**About this task**
Go through the listing beneath and show each line containing the string "placeholder".

***** Source records *****

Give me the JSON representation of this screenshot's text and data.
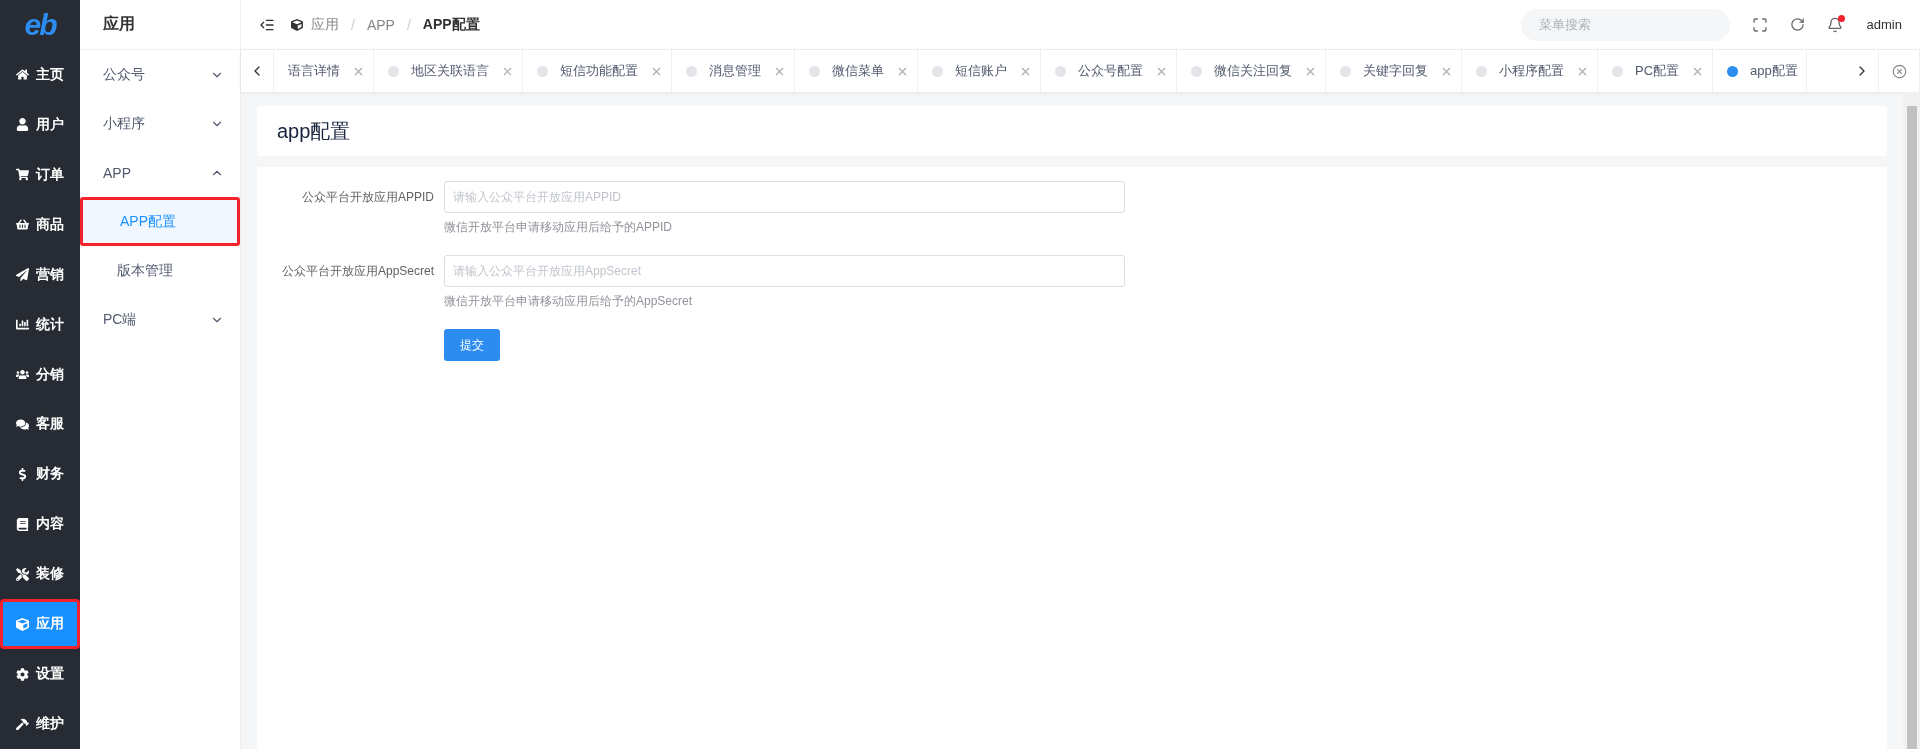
{
  "logo": {
    "text": "eb"
  },
  "nav": [
    {
      "label": "主页",
      "selected": false,
      "highlighted": false
    },
    {
      "label": "用户",
      "selected": false,
      "highlighted": false
    },
    {
      "label": "订单",
      "selected": false,
      "highlighted": false
    },
    {
      "label": "商品",
      "selected": false,
      "highlighted": false
    },
    {
      "label": "营销",
      "selected": false,
      "highlighted": false
    },
    {
      "label": "统计",
      "selected": false,
      "highlighted": false
    },
    {
      "label": "分销",
      "selected": false,
      "highlighted": false
    },
    {
      "label": "客服",
      "selected": false,
      "highlighted": false
    },
    {
      "label": "财务",
      "selected": false,
      "highlighted": false
    },
    {
      "label": "内容",
      "selected": false,
      "highlighted": false
    },
    {
      "label": "装修",
      "selected": false,
      "highlighted": false
    },
    {
      "label": "应用",
      "selected": true,
      "highlighted": true
    },
    {
      "label": "设置",
      "selected": false,
      "highlighted": false
    },
    {
      "label": "维护",
      "selected": false,
      "highlighted": false
    }
  ],
  "submenu": {
    "title": "应用",
    "items": [
      {
        "label": "公众号",
        "expanded": false
      },
      {
        "label": "小程序",
        "expanded": false
      },
      {
        "label": "APP",
        "expanded": true,
        "children": [
          {
            "label": "APP配置",
            "selected": true,
            "highlighted": true
          },
          {
            "label": "版本管理",
            "selected": false,
            "highlighted": false
          }
        ]
      },
      {
        "label": "PC端",
        "expanded": false
      }
    ]
  },
  "breadcrumb": [
    "应用",
    "APP",
    "APP配置"
  ],
  "breadcrumb_separator": "/",
  "search": {
    "placeholder": "菜单搜索"
  },
  "user": "admin",
  "tabs": [
    {
      "label": "语言详情",
      "selected": false,
      "dot": false
    },
    {
      "label": "地区关联语言",
      "selected": false,
      "dot": true
    },
    {
      "label": "短信功能配置",
      "selected": false,
      "dot": true
    },
    {
      "label": "消息管理",
      "selected": false,
      "dot": true
    },
    {
      "label": "微信菜单",
      "selected": false,
      "dot": true
    },
    {
      "label": "短信账户",
      "selected": false,
      "dot": true
    },
    {
      "label": "公众号配置",
      "selected": false,
      "dot": true
    },
    {
      "label": "微信关注回复",
      "selected": false,
      "dot": true
    },
    {
      "label": "关键字回复",
      "selected": false,
      "dot": true
    },
    {
      "label": "小程序配置",
      "selected": false,
      "dot": true
    },
    {
      "label": "PC配置",
      "selected": false,
      "dot": true
    },
    {
      "label": "app配置",
      "selected": true,
      "dot": true
    }
  ],
  "page_title": "app配置",
  "form": {
    "fields": [
      {
        "label": "公众平台开放应用APPID",
        "placeholder": "请输入公众平台开放应用APPID",
        "help": "微信开放平台申请移动应用后给予的APPID"
      },
      {
        "label": "公众平台开放应用AppSecret",
        "placeholder": "请输入公众平台开放应用AppSecret",
        "help": "微信开放平台申请移动应用后给予的AppSecret"
      }
    ],
    "submit": "提交"
  }
}
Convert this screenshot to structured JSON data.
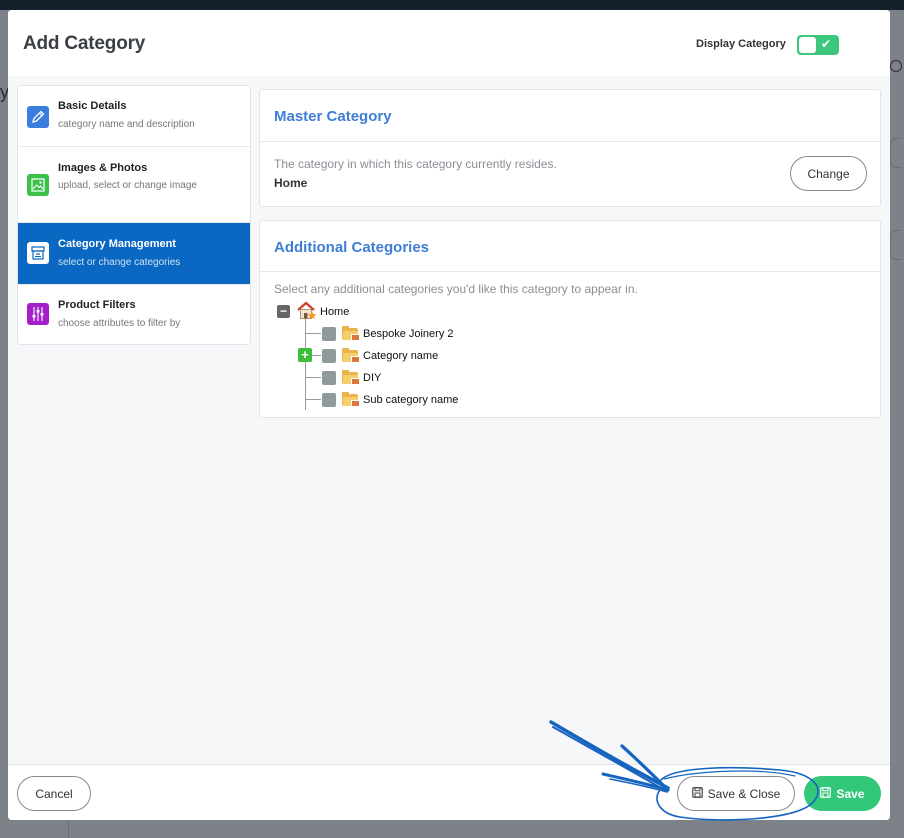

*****

**Result for this exercise**
    "placeholder": "菜单搜索"
        "placeholder": "请输入公众平台开放应用APPID",
        "placeholder": "请输入公众平台开放应用AppSecret",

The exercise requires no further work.